#### ACTIVITY
Return each entry unchanged.

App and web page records
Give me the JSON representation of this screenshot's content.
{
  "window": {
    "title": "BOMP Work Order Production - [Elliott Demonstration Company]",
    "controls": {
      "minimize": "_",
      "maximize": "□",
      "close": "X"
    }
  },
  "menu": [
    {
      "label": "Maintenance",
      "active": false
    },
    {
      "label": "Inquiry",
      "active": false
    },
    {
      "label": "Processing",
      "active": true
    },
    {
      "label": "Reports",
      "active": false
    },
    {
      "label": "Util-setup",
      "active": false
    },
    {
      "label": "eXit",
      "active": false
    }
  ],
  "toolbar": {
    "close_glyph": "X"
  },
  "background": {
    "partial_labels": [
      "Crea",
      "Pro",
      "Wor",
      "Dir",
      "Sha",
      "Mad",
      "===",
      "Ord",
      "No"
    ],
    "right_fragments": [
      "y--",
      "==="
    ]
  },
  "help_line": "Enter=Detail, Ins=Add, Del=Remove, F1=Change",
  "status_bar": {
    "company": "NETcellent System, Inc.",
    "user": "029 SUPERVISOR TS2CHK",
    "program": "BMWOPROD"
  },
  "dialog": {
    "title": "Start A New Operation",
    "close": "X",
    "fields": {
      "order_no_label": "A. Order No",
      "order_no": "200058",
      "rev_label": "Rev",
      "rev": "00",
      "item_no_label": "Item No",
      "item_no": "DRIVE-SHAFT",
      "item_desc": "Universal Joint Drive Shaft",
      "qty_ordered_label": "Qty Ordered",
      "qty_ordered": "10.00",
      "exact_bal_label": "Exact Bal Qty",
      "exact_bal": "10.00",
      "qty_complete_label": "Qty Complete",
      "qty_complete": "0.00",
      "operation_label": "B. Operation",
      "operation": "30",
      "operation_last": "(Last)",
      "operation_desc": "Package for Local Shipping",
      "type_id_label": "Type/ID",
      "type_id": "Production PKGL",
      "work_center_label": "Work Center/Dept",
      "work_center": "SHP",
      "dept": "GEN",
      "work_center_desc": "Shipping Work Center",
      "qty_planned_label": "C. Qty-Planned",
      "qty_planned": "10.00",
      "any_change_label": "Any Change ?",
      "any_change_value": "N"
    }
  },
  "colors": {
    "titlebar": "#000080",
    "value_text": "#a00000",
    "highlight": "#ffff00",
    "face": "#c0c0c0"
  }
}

#### WRITTEN RESPONSE
Give me the JSON representation of this screenshot's content.
{
  "window": {
    "title": "BOMP Work Order Production - [Elliott Demonstration Company]",
    "controls": {
      "minimize": "_",
      "maximize": "□",
      "close": "X"
    }
  },
  "menu": [
    {
      "label": "Maintenance",
      "active": false
    },
    {
      "label": "Inquiry",
      "active": false
    },
    {
      "label": "Processing",
      "active": true
    },
    {
      "label": "Reports",
      "active": false
    },
    {
      "label": "Util-setup",
      "active": false
    },
    {
      "label": "eXit",
      "active": false
    }
  ],
  "toolbar": {
    "close_glyph": "X"
  },
  "background": {
    "partial_labels": [
      "Crea",
      "Pro",
      "Wor",
      "Dir",
      "Sha",
      "Mad",
      "===",
      "Ord",
      "No"
    ],
    "right_fragments": [
      "y--",
      "==="
    ]
  },
  "help_line": "Enter=Detail, Ins=Add, Del=Remove, F1=Change",
  "status_bar": {
    "company": "NETcellent System, Inc.",
    "user": "029 SUPERVISOR TS2CHK",
    "program": "BMWOPROD"
  },
  "dialog": {
    "title": "Start A New Operation",
    "close": "X",
    "fields": {
      "order_no_label": "A. Order No",
      "order_no": "200058",
      "rev_label": "Rev",
      "rev": "00",
      "item_no_label": "Item No",
      "item_no": "DRIVE-SHAFT",
      "item_desc": "Universal Joint Drive Shaft",
      "qty_ordered_label": "Qty Ordered",
      "qty_ordered": "10.00",
      "exact_bal_label": "Exact Bal Qty",
      "exact_bal": "10.00",
      "qty_complete_label": "Qty Complete",
      "qty_complete": "0.00",
      "operation_label": "B. Operation",
      "operation": "30",
      "operation_last": "(Last)",
      "operation_desc": "Package for Local Shipping",
      "type_id_label": "Type/ID",
      "type_id": "Production PKGL",
      "work_center_label": "Work Center/Dept",
      "work_center": "SHP",
      "dept": "GEN",
      "work_center_desc": "Shipping Work Center",
      "qty_planned_label": "C. Qty-Planned",
      "qty_planned": "10.00",
      "any_change_label": "Any Change ?",
      "any_change_value": "N"
    }
  },
  "colors": {
    "titlebar": "#000080",
    "value_text": "#a00000",
    "highlight": "#ffff00",
    "face": "#c0c0c0"
  }
}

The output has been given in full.